Cool Communicators Camp participation continued to grow in the summer of 2010. There were 47 Cool Communicators who participated this summer at the 3 BC Lions Easter Seals camps in Squamish, Shawnigan (Vancouver Island) and Winfield. This is the largest number of Cool Communicators Campers we have ever had, with an increase of 6 campers over our record high last year. This increase exemplifies the growing recognition of the value of providing opportunities for these unique communicators to network. Additional campers who were non-verbal or who had poor speech intelligibility but did not have a device had opportunities to explore technology options at camp that would support their communication challenges.
Technology that campers brought to camp ranged from single message devices to complex communication devices and tablet computers with communication software. Access ranged from direct selection with a hand, headpointer or eye gaze to scanning with a switch. The majority of campers received their technology from SET-BC with a few having technology from Sunny Hill Health Centre for Children or from their school districts.
Cool Communicators were integrated with other campers with special needs in sharing camp experiences that included the giant swing, waterfront activities, trampoline, pool, climbing wall, low ropes course, campfires, arts and crafts and theme activities. For many, it was their first opportunity to sleep away from home without their parents. What a great opportunity to develop their independence skills!

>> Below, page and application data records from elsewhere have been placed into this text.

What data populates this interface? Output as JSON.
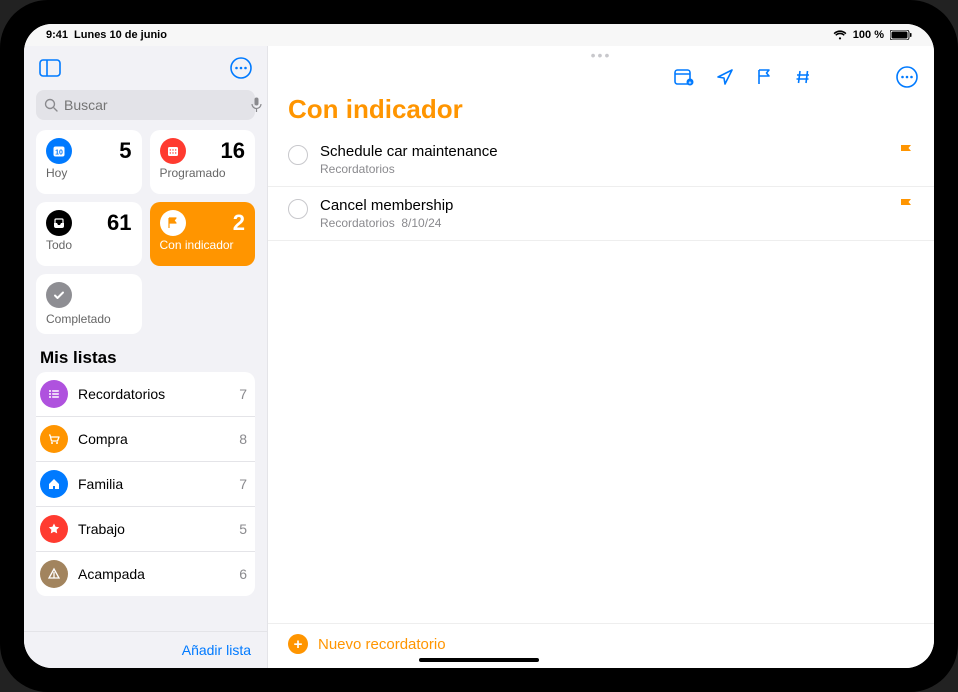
{
  "status": {
    "time": "9:41",
    "date": "Lunes 10 de junio",
    "battery": "100 %"
  },
  "search": {
    "placeholder": "Buscar"
  },
  "smart": {
    "today": {
      "label": "Hoy",
      "count": "5",
      "color": "#007aff"
    },
    "scheduled": {
      "label": "Programado",
      "count": "16",
      "color": "#ff3b30"
    },
    "all": {
      "label": "Todo",
      "count": "61",
      "color": "#000"
    },
    "flagged": {
      "label": "Con indicador",
      "count": "2",
      "color": "#ff9500"
    },
    "completed": {
      "label": "Completado"
    }
  },
  "myLists": {
    "header": "Mis listas",
    "items": [
      {
        "name": "Recordatorios",
        "count": "7",
        "color": "#af52de",
        "icon": "list"
      },
      {
        "name": "Compra",
        "count": "8",
        "color": "#ff9500",
        "icon": "cart"
      },
      {
        "name": "Familia",
        "count": "7",
        "color": "#007aff",
        "icon": "home"
      },
      {
        "name": "Trabajo",
        "count": "5",
        "color": "#ff3b30",
        "icon": "star"
      },
      {
        "name": "Acampada",
        "count": "6",
        "color": "#a2845e",
        "icon": "tent"
      }
    ]
  },
  "sidebarFooter": {
    "addList": "Añadir lista"
  },
  "main": {
    "title": "Con indicador",
    "newReminder": "Nuevo recordatorio",
    "reminders": [
      {
        "title": "Schedule car maintenance",
        "sub": "Recordatorios",
        "date": ""
      },
      {
        "title": "Cancel membership",
        "sub": "Recordatorios",
        "date": "8/10/24"
      }
    ]
  }
}
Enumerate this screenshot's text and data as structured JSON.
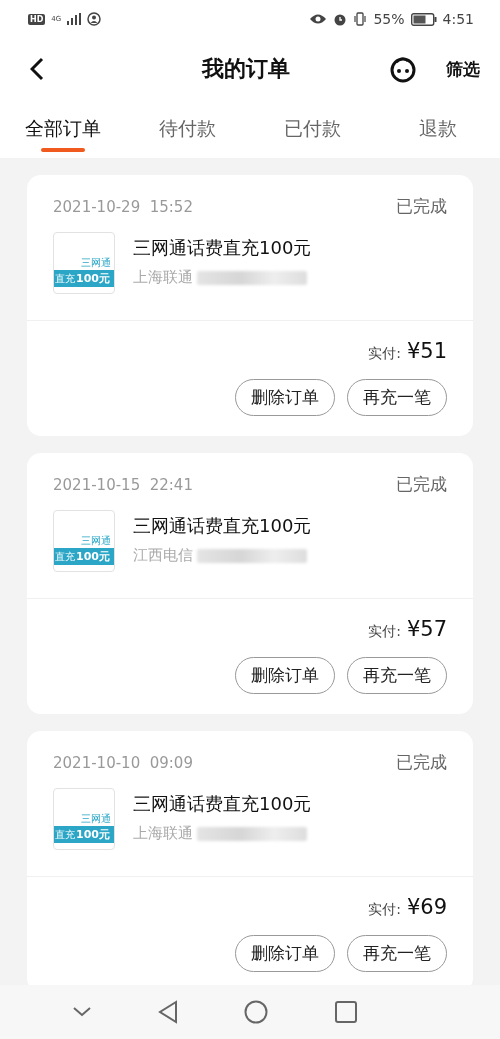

In addition to the comprehensive training camp counselors undertook during their orientation in the spring, they learned about communication challenges and technology used to support it from the Speech Language Pathology Support Team Coordinator. They also had hands-on practice with a variety of speech generating devices.
Cool Communicators were supported by an entire speech and language support team. Members of the team were mostly school district speech language pathologists but there was an occupational therapist, a special education teacher, and even a director of special education. All the camps had the support of a UBC Speech Language Pathology practicum student. There was also a mentor-volunteer who was a skilled communication device user at Shawnigan. Having the support of these latter two groups was great and helps build capacity for the future support of these camps.
At camp, the SLPS teams were actively involved with camp programmers in developing communication activities for theme activities. They organized and facilitated communication stations at theme-based camp activities including Monk’s lunch (no talking except with devices), during games such as Twister, Charades, while using high tech or easy tech devices for non-device users, and in device exploration. The SLPS team promoted active involvement using devices whenever possible throughout the camp. They took many photos to create photo stories or visual scenes and videos of camp activities. The support team also taught a number of physically challenged campers to use switch-adapted cameras. It is hoped that these visual memories of camp will help campers share their camp experience with others and be kept as lifelong mementos of their great summer camp experience.
Do you know a cool communicator who might benefit from a camp like this? This could be an experience of a lifetime for them. We’re already counting the sleeps to next summer!